Fort Monmouth panel asks for extension
Susan Collins (RMaine) sent a letter to Sen. Carl Levin D-Mich.), chairman of the Armed Services Committee, and John McCain (RAriz. ...


Groups plan $30 million battle over war
Susan Collins (R-Maine), whose home state is being blitzed by pro- and anti-war ads. Collins is running for re-election next year and is a top Democratic ...


Remounting Lamont

It's been a year since Ned Lamont came out of the clear blue Greenwich sky—waving wads of cash and love notes from bloggers—to pummel Sen. Joe Lieberman in the Democratic primary.


ENPR: Week of August 22, 2007
Susan Collins (R). Pingree, who challenged Collins in 2002, had already raised nearly $250000 before she reeled in the endorsement this month of the ..

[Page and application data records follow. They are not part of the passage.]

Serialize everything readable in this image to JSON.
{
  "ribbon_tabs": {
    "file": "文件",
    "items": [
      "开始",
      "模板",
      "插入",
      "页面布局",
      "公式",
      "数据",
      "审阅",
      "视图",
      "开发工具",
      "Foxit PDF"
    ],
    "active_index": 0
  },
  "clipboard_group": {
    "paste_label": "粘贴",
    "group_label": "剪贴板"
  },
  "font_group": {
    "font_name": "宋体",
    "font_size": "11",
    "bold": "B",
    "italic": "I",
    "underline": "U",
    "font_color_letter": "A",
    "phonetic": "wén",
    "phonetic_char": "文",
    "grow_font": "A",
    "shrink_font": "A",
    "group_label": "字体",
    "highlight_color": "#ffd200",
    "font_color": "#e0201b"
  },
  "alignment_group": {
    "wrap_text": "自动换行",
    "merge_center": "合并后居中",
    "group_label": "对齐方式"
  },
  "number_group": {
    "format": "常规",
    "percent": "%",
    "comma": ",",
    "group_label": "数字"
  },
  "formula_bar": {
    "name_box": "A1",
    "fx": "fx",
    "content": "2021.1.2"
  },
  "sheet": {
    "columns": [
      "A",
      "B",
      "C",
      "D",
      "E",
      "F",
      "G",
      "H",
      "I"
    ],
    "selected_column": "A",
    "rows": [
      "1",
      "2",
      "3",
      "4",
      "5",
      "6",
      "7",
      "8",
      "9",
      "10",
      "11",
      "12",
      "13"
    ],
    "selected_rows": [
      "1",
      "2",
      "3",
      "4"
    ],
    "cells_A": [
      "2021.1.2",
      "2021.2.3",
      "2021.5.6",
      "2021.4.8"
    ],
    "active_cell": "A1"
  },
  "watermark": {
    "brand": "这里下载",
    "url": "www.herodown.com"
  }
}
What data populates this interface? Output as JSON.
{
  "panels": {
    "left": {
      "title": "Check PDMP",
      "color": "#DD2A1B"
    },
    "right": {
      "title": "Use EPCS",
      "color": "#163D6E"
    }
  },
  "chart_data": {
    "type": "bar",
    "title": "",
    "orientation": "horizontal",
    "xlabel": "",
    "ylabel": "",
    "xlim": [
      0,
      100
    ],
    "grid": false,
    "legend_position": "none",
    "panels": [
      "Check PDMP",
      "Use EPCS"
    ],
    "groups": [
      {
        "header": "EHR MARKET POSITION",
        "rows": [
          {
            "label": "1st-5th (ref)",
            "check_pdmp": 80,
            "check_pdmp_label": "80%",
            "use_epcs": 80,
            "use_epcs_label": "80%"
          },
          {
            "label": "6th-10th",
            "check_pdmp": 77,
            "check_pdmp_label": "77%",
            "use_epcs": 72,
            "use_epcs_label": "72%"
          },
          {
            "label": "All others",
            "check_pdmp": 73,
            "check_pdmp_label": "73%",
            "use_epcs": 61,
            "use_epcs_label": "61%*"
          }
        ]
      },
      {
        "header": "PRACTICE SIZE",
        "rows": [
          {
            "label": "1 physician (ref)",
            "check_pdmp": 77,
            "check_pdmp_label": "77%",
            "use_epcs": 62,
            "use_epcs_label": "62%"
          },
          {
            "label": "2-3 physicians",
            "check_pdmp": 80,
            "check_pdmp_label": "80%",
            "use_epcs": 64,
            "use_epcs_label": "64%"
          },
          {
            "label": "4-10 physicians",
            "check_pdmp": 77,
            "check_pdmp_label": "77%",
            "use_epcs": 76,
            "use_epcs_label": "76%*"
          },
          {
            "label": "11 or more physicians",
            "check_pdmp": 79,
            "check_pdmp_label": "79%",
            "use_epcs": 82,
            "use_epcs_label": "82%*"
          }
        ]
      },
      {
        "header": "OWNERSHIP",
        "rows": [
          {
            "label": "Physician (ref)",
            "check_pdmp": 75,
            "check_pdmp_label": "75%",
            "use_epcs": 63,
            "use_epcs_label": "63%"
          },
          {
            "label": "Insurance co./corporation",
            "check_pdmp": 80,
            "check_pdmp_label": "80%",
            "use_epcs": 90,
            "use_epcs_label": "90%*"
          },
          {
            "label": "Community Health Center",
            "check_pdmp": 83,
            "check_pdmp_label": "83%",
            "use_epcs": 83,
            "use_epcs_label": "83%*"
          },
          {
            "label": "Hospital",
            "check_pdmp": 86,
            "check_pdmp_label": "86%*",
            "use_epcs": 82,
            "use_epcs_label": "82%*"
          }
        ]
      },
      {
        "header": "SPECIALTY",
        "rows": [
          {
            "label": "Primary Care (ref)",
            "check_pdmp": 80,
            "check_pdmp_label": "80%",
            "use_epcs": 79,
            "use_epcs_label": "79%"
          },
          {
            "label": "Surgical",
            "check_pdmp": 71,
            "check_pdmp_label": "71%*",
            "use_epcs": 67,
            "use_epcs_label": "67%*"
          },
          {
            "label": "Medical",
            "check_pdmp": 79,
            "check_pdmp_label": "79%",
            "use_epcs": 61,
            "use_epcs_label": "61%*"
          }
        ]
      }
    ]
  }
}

Nets Declare Bush's Vietnam Analogy Hypocritical and Invalid, Only ...
O'DONNELL: On the other side, a TV campaign from a group long critical of many Bush policies, targeting Republicans, like Maine Senator Susan Collins. VOICE IN AD FROM AMERICANS UNITED FOR CHANGE: Tell Susan Collins it's time to take a ...

WLOB’s Ray Richardson: Snowe Does Not Represent the GOP I Love - If you elect a Republican majority in the Maine House and Senate and the Blaine House in the image of Snowe, in essence, you have given up your party and its beliefs.

Dean Scontras, Jack Wibby to Speak at Constitution Party Meeting, 9/22

Who is Dean Scontras?

Mike Brennan mentions me in campaign speech

Allen's Bill to Sell Out Maine's Coast to Gov't or NGO's

Lance Dutson wants Sen. Susan Collins & Congressman Tom Allen to have a thoughtful debate on Iraq

Brennan for Congress Campaign Update

Candidate Questions

Democrats’ Senate Fundraising Committee Stayed Hot in July

2008 Elections: United States Senate - While fighting day and night against the policies of President Bush, it is almost easy to overlook the upcoming battle for the United States Senate ... (Oregon), Susan Collins (Maine), John Sununu (New Hampshire) and Norm Coleman (Minnesota

Pro War Group Runs Ads Urging Republicans To... - Following up on torridjoe's Breaking Blue post, Freedom's Watch, ... Republicans out of a total of 41 targeted members, notably: Mitch McConnell, Susan Collins and Gordon